“To help my teammates, I worked out what I needed to do,” he added.
“I am a leader in my own way.
“There is Gulhem (Guirado) who does fantastic work and Maxime (Machenaud) as well. Me, I just try to show what I can do in the combat on the pitch.
“Guilhem was a bit isolated in the team when it came to leadership in recent years.
“We now have players with responsibilities at their clubs, look at Maxime at Racing, that lets some of the pressure off.”
What is beyond doubt and cannot be denied by modesty is Bastareaud’s brilliance over the ball at the breakdown.
The French centre won five turnovers in his three Championship appearances and takes great pride in that facet of his game.
“That is one of my qualities, of course it is normally the back row who are strong at that part of the game,” he added.
“But I like to put my head in there as well, it is not something I have really worked on, it has just come naturally.
“It’s a great way to stop an attack in its tracks.”
But the hard work does not end here, France now head to New Zealand this summer and Bastareaud is desperate for more.
“We have a good group, the talent was always there but we have added a new dynamic with Jacques and some new players. Plus some players that have returned,” he added.
“We have a large group which is good for French rugby, there is a lot of competition, we have a nice mix now.
“There is a lot of quality, but there is a lot more work to do. We need to be much more precise on our ball – particularly in the red zone in their 22.

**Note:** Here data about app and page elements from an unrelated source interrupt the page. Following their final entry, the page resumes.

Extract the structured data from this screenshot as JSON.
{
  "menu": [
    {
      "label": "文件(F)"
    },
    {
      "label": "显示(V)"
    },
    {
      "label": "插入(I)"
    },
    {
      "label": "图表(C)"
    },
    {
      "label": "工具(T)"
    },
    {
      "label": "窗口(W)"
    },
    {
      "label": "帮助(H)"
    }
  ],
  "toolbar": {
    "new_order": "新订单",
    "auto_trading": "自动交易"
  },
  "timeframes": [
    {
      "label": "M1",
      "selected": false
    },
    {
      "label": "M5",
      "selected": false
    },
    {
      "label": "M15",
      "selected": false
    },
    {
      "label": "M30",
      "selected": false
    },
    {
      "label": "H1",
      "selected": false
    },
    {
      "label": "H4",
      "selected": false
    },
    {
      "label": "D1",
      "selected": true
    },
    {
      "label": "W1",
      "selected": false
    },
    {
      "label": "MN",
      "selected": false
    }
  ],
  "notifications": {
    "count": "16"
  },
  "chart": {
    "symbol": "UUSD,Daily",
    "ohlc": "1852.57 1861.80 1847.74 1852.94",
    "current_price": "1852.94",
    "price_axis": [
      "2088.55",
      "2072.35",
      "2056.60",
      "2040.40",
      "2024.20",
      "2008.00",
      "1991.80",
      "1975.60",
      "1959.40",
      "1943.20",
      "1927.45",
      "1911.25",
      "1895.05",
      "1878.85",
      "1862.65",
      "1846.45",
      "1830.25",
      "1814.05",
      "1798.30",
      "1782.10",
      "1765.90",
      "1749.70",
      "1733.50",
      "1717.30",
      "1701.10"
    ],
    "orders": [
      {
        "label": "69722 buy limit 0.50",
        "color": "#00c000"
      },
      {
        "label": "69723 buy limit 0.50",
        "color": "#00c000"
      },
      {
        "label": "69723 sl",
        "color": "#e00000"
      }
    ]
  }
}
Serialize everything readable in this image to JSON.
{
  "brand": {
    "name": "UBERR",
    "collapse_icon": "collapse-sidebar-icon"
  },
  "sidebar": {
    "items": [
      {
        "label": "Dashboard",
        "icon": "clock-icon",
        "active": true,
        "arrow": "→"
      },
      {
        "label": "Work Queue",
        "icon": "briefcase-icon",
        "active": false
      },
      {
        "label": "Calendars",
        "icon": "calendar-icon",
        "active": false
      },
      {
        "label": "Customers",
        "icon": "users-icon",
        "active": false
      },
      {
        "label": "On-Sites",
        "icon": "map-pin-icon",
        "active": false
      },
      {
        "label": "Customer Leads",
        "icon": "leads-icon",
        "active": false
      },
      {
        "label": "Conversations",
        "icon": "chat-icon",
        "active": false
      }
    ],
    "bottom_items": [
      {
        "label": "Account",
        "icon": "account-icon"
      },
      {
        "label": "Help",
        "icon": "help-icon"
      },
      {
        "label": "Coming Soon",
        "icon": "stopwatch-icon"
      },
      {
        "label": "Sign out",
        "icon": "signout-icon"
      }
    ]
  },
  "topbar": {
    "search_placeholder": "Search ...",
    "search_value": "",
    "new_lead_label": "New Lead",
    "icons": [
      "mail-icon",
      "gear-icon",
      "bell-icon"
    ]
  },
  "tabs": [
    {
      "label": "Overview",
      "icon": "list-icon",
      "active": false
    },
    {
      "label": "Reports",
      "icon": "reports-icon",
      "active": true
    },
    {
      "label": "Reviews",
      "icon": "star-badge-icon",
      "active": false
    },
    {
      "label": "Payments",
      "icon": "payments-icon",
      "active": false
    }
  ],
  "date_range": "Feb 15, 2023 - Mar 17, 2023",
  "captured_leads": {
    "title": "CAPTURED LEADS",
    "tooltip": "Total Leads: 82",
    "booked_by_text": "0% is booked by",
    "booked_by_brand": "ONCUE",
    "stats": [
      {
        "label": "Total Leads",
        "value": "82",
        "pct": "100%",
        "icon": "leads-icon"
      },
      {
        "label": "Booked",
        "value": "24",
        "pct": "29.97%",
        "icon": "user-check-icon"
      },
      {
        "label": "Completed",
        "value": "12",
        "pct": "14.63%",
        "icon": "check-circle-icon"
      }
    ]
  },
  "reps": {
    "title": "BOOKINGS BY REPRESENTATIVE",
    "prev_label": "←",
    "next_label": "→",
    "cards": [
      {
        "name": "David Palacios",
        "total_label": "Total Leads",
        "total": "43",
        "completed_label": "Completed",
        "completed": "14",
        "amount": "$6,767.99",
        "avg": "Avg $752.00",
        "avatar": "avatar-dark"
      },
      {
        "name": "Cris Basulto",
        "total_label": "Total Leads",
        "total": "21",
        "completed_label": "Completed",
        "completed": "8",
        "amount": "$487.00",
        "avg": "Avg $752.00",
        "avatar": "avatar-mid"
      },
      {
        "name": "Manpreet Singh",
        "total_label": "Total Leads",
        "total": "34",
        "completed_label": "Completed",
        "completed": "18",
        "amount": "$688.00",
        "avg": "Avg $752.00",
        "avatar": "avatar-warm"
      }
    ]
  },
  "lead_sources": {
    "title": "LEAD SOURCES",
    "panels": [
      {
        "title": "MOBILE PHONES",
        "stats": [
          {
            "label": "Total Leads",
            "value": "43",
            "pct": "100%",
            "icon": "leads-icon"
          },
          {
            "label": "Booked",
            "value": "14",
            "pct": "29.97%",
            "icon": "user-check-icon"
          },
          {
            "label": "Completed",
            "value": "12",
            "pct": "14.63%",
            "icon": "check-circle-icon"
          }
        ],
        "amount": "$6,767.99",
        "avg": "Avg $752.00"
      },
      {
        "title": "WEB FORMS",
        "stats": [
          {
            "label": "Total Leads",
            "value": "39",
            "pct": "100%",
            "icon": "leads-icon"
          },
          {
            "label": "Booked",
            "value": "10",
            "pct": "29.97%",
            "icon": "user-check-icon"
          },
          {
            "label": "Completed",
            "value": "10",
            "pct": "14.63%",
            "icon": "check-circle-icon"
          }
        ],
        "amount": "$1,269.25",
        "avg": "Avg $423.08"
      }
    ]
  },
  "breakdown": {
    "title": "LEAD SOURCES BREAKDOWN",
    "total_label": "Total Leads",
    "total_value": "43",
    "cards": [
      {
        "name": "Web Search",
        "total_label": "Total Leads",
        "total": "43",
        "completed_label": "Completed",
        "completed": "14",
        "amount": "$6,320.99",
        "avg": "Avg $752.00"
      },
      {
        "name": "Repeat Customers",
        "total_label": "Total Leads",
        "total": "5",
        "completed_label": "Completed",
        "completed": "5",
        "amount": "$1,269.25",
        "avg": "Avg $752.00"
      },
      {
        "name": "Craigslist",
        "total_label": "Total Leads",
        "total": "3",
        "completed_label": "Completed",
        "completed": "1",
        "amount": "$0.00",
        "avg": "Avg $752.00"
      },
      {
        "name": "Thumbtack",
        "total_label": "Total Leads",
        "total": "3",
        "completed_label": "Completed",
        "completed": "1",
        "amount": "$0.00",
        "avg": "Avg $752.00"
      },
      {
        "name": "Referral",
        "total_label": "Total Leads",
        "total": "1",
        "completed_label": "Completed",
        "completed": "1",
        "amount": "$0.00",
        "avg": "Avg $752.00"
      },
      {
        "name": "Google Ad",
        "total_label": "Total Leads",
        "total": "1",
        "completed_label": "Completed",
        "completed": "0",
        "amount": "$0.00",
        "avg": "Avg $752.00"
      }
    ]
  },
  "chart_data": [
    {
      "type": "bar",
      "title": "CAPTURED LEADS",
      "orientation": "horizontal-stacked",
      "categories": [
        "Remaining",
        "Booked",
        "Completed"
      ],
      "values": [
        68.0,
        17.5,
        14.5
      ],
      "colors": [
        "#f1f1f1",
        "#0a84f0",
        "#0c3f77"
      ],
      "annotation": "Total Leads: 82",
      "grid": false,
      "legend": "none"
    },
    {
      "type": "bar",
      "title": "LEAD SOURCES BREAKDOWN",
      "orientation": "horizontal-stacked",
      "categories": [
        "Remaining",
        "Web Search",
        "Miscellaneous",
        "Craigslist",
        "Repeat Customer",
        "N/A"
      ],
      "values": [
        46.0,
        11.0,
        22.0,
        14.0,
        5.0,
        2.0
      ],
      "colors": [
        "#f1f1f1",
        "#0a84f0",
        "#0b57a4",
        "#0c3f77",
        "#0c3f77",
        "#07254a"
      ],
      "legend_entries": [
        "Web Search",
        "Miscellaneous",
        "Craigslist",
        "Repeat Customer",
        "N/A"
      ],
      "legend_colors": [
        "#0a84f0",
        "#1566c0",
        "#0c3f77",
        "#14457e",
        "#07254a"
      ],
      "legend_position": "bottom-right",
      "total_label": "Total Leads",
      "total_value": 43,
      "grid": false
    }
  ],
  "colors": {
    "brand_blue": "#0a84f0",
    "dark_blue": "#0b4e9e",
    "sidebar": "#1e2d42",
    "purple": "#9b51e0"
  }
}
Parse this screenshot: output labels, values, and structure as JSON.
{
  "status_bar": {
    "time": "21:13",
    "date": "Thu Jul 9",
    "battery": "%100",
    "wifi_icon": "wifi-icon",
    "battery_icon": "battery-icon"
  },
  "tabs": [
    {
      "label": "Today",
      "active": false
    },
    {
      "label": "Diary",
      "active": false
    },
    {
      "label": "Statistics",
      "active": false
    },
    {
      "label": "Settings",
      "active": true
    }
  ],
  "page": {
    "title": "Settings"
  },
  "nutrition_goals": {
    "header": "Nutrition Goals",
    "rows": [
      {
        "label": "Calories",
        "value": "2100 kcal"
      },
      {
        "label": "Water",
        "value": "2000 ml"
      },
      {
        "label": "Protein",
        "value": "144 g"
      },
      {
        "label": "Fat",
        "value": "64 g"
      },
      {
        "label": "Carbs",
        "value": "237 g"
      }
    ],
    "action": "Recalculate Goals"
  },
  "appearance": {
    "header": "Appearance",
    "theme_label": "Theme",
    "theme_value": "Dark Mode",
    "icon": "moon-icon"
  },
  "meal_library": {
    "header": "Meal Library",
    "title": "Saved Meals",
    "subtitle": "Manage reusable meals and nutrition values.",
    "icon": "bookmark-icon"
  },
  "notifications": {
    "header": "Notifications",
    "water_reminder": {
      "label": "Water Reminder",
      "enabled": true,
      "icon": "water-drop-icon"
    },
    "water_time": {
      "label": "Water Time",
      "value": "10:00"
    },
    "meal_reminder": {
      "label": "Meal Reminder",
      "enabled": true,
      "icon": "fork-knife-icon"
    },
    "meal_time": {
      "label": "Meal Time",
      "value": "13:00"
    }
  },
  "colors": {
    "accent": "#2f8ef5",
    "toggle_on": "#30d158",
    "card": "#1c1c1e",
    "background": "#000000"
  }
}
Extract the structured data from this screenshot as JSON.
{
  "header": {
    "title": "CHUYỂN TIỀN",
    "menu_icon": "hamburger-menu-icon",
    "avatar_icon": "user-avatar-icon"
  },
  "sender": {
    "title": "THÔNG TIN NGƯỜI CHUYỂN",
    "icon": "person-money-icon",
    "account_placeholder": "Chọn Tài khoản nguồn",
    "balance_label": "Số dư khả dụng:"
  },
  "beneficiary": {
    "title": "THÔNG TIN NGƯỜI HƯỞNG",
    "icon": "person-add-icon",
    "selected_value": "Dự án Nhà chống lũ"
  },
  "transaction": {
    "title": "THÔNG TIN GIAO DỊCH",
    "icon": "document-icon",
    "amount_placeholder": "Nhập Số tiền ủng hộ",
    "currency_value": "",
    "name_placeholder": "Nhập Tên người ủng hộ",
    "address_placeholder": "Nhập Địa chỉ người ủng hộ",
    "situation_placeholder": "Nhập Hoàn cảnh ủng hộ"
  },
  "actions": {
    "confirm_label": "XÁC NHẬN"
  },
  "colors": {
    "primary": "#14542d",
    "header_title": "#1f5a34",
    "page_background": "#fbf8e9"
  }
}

“We have had a few problems there, we let four or five tries go in the last three games so that will need to improve.”